  • Develop an education and communications strategy so the public better understands the purpose of speed enforcement. 
  • Expand the use of speed safety cameras for enforcement along the High Crash Network and other key locations.
  • Establish an approach to monitor speeds citywide and track our speed reduction work.

Indicators and Sample Measures

  1. Awareness  
    a. Percent of residents who report a change in behavior as a result of PBOT campaigns and education
  2. Driver Behavior 
    a. Percent of drivers who exceed posted speeds on High Crash Network streets  
    b. Percent of drivers who reduce speed after changes to street design

Objective 3: Use data and technology to make our transportation system safer

Gather data to better understand safety risks, prioritize safety improvements, and evaluate safety outcomes.

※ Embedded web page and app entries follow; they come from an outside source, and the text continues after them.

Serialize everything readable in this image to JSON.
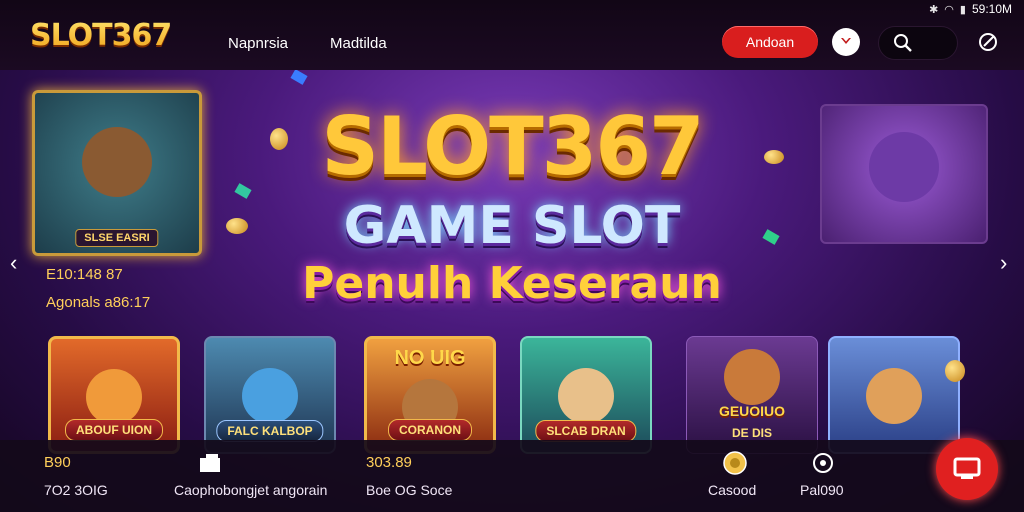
{
  "status_bar": {
    "time": "59:10M",
    "icons": [
      "bluetooth-icon",
      "wifi-icon",
      "signal-icon"
    ]
  },
  "header": {
    "logo": "SLOT367",
    "nav": [
      "Napnrsia",
      "Madtilda"
    ],
    "action_button": "Andoan",
    "accent": "#d91e1e"
  },
  "hero": {
    "title_line1": "SLOT367",
    "title_line2": "GAME SLOT",
    "title_line3": "Penulh Keseraun",
    "feature_left_tag": "SLSE EASRI",
    "stat1": "E10:148 87",
    "stat2": "Agonals a86:17"
  },
  "tiles": [
    {
      "tag": "ABOUF UION",
      "bg": "#c03a1a"
    },
    {
      "tag": "FALC KALBOP",
      "bg": "#2c6a8e"
    },
    {
      "tag": "CORANON",
      "bg": "#d46a1a",
      "sign": "NO UIG"
    },
    {
      "tag": "SLCAB DRAN",
      "bg": "#2aa07a"
    },
    {
      "tag": "DE DIS",
      "bg": "#5a2a7a",
      "sign": "GEUOIUO"
    },
    {
      "tag": "",
      "bg": "#3b5aa8"
    }
  ],
  "bottom_bar": {
    "left_number": "B90",
    "left_label": "7O2 3OIG",
    "center_label": "Caophobongjet angorain",
    "center_number": "303.89",
    "center_sub": "Boe OG Soce",
    "right_item1": "Casood",
    "right_item2": "Pal090"
  }
}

Identify technologies that can improve safety citywide. 

Strategic Initiatives

  • With the aid of robust data, develop a more comprehensive approach to evaluating safety projects.
  • Pilot new and emerging technology that can provide additional data and improve our understanding of how people move through our transportation system, where conflicts arise, and how we can reduce risk.

Indicators and Sample Measures

  1. Quality of Analysis 
    a. Percent of projects with before and after data and evaluation 
    b. Percent of the roadway network that has completed evaluations for safety and risk

Objective 4: Make safety a core priority in everything we do

Make Safe Systems a fundamental part of how we measure our transportation system. 

Strategic Initiatives

  • Incorporate the concept of getting people where they need to go safely—safe, completed trips—as a core measure for all PBOT operations. 
  • Prioritize a multimodal Safe Systems approach in all bureau guidelines for the model, scope, design, and ongoing maintenance of our assets. 
  • Train and empower staff, and provide them with a Safe Systems toolkit that allows for building safety improvements into every phase of project delivery.

Indicators and Sample Measures

  1. Commitment  
    a. Percent of capital projects that design, deliver, and measure for safety